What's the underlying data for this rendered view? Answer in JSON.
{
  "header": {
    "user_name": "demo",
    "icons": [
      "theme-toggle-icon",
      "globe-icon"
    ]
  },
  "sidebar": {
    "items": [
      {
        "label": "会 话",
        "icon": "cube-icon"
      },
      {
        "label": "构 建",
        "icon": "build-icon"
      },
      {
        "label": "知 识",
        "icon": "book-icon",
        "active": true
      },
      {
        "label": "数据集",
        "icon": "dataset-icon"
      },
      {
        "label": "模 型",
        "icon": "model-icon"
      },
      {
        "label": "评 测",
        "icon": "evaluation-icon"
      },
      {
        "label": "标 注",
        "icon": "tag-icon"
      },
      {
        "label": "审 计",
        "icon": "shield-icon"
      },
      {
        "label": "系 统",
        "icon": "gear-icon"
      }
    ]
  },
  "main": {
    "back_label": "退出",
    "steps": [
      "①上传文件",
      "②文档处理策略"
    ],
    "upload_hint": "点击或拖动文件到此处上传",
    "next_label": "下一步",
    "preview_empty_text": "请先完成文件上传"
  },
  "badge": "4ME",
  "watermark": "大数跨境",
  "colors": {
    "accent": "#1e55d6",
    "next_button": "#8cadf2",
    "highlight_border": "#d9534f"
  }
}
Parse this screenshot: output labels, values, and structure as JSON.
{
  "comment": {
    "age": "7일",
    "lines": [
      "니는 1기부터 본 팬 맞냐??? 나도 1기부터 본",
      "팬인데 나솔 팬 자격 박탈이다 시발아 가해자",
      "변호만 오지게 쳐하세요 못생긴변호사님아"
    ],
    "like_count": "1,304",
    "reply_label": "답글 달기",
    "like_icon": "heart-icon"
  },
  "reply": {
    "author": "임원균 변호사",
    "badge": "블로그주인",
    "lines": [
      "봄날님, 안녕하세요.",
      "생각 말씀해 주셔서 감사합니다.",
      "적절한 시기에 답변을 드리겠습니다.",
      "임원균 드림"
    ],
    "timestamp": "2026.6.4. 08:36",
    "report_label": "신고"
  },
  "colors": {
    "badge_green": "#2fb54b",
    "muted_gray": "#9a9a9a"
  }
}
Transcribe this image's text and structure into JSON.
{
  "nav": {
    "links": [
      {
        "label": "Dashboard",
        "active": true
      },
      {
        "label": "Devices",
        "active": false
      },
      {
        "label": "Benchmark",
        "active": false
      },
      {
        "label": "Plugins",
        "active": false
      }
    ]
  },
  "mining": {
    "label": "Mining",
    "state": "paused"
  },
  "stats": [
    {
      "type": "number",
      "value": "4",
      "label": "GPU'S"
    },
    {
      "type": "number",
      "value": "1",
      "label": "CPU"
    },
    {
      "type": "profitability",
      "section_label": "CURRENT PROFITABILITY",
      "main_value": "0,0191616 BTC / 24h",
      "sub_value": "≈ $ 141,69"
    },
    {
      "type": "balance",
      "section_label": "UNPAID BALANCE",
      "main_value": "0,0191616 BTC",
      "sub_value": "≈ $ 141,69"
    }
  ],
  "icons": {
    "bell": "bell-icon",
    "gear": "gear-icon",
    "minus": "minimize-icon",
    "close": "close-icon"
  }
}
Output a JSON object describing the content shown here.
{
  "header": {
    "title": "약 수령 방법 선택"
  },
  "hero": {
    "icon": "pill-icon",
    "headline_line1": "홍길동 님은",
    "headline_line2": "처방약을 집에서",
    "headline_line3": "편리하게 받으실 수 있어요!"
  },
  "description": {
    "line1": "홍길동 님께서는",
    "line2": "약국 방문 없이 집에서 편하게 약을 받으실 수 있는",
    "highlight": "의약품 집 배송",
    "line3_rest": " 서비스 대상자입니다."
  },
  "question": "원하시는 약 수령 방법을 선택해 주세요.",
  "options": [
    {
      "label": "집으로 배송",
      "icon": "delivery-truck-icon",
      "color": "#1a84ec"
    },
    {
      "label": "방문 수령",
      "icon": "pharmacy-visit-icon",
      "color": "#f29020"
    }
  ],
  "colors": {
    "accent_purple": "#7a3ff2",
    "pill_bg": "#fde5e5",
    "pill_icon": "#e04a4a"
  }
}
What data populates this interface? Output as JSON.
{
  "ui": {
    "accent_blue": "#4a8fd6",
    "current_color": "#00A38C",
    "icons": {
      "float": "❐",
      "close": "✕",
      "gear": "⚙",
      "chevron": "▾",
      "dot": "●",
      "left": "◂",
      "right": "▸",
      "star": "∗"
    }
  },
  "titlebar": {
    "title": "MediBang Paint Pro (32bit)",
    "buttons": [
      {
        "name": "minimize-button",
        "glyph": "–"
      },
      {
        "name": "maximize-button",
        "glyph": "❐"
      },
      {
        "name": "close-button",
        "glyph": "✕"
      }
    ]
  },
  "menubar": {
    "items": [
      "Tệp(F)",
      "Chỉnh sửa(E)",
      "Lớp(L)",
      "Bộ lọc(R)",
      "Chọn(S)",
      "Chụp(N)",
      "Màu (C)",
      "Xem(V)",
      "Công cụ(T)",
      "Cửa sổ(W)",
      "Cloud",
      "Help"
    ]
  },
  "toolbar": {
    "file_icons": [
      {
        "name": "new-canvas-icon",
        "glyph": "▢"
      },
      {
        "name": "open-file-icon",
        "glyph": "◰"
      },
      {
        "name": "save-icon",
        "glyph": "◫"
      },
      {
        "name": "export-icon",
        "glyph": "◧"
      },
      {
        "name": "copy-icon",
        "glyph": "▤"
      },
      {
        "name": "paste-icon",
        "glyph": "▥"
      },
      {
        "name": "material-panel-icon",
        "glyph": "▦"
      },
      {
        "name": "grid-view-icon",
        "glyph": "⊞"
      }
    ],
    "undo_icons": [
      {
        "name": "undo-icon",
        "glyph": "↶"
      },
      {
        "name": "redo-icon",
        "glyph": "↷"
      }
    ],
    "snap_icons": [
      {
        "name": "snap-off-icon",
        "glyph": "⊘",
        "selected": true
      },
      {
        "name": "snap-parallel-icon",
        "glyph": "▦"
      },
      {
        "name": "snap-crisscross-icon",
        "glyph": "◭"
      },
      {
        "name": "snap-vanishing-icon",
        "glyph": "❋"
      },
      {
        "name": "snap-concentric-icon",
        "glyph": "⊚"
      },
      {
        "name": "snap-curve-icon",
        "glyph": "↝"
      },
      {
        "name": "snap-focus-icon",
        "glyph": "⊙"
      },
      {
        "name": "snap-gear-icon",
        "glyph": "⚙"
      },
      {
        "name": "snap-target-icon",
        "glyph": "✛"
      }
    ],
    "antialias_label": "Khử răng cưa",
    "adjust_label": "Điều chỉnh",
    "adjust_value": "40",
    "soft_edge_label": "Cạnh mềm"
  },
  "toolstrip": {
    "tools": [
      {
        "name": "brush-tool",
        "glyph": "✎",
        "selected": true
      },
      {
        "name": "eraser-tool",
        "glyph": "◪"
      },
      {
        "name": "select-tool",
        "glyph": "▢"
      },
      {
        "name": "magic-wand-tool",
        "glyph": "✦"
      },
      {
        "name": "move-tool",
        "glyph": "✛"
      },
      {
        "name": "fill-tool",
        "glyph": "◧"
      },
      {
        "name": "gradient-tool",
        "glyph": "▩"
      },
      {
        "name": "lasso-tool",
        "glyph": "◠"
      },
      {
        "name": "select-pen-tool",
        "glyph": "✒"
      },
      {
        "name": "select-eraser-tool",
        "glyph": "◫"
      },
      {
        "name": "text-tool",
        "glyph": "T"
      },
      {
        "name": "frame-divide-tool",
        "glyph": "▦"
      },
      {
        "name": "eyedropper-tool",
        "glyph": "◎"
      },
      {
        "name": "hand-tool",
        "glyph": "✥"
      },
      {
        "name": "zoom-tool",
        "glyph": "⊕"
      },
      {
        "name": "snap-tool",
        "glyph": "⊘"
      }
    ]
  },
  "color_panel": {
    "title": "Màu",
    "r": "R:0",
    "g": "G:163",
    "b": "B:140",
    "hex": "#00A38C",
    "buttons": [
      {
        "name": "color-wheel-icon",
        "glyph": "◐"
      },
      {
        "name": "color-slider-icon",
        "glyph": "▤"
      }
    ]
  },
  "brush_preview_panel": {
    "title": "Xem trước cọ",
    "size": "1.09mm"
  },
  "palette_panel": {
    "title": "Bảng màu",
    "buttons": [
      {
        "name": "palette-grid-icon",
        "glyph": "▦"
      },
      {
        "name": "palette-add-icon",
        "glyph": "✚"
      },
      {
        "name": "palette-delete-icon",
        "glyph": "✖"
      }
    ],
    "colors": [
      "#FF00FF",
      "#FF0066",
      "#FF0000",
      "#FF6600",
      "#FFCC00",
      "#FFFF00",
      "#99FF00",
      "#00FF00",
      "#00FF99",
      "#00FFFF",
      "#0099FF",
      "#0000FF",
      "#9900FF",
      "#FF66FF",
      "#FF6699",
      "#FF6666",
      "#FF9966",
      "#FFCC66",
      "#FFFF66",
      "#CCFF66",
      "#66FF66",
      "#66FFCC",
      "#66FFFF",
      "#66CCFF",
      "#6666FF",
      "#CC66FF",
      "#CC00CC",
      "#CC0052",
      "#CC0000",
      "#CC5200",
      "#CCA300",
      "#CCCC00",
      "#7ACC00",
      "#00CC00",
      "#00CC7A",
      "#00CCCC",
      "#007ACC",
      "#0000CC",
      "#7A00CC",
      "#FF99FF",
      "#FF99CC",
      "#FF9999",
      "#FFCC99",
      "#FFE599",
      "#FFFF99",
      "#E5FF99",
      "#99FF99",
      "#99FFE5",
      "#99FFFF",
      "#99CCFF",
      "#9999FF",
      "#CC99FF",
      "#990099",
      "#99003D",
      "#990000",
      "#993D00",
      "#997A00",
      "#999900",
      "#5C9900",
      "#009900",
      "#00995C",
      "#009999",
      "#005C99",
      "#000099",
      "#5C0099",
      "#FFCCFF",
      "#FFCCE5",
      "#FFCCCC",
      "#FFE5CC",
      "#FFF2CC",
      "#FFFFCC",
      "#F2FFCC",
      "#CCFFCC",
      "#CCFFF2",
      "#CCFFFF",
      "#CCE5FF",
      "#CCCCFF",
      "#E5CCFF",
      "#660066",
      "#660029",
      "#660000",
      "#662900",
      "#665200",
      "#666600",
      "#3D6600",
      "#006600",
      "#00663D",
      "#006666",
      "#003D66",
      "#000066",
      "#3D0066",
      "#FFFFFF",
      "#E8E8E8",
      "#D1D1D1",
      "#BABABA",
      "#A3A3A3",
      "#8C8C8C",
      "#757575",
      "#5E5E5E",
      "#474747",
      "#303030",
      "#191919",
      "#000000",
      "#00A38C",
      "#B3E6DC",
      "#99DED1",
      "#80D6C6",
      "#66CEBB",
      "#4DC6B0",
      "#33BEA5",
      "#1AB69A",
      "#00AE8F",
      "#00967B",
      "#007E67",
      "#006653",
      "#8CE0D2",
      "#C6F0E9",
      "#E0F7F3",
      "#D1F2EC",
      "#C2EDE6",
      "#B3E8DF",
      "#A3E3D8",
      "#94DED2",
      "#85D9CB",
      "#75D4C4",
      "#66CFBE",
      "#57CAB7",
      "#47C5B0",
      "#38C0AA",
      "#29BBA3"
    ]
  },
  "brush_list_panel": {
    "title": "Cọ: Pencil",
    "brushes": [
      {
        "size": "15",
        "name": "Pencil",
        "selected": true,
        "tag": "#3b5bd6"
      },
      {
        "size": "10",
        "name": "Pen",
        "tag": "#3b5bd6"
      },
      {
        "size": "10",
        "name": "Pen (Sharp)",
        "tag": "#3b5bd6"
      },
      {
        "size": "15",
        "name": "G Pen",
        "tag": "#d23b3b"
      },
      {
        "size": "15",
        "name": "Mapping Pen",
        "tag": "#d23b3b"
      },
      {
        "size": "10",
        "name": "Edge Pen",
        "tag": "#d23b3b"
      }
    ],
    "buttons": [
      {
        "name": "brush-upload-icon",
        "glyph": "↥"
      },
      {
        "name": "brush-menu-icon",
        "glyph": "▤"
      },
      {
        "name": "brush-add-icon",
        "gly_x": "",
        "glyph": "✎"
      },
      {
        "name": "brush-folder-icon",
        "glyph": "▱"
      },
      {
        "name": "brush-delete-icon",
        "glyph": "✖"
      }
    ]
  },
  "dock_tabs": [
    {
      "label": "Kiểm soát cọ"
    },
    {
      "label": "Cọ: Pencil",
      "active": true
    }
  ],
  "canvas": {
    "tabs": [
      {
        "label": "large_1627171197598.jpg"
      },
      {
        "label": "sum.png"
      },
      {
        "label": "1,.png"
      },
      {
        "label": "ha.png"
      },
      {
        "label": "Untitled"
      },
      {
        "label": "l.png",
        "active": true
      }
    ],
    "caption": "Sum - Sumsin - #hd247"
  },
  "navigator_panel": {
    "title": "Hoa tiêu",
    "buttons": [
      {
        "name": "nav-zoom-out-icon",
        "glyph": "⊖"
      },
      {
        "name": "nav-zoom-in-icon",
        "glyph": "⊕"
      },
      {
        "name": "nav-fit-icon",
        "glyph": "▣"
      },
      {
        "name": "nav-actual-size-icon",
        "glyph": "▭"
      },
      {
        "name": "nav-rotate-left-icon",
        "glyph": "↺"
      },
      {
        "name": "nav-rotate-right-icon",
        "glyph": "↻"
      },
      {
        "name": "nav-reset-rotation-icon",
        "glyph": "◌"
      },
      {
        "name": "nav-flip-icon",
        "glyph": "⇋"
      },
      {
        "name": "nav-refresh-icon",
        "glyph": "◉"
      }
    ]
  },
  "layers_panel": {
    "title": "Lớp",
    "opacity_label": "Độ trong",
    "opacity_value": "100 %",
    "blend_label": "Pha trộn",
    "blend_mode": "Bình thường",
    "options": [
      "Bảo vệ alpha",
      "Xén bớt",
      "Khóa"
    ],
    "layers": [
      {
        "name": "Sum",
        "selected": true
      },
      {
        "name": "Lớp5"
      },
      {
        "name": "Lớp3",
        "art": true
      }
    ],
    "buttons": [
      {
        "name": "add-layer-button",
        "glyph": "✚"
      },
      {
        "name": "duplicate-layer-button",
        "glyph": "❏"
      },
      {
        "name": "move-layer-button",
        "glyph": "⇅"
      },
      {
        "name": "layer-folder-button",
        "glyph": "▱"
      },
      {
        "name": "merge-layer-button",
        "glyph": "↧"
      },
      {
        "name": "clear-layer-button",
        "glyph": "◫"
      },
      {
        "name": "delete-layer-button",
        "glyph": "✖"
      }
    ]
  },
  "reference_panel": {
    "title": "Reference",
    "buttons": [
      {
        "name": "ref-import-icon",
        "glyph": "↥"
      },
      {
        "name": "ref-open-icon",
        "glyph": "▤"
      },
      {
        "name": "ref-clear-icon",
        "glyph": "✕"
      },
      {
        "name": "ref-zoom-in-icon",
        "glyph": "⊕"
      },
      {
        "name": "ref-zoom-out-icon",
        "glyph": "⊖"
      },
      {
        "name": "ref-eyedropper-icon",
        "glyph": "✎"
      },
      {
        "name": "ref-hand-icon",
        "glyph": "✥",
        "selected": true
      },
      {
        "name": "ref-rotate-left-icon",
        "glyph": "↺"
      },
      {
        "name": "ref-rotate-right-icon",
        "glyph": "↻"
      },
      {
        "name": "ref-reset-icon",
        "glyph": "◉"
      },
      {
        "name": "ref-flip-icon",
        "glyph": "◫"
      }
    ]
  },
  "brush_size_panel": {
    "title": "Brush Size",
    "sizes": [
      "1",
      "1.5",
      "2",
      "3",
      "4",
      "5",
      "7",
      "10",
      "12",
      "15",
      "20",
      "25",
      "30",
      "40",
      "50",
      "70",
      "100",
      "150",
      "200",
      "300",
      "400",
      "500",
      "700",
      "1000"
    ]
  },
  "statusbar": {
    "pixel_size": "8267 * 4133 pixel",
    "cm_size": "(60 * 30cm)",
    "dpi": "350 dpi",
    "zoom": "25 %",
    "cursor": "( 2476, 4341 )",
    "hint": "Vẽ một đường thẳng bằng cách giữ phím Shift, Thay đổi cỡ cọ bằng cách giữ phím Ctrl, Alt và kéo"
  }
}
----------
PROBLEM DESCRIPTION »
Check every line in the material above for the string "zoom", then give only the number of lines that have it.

ANSWER BOX »
6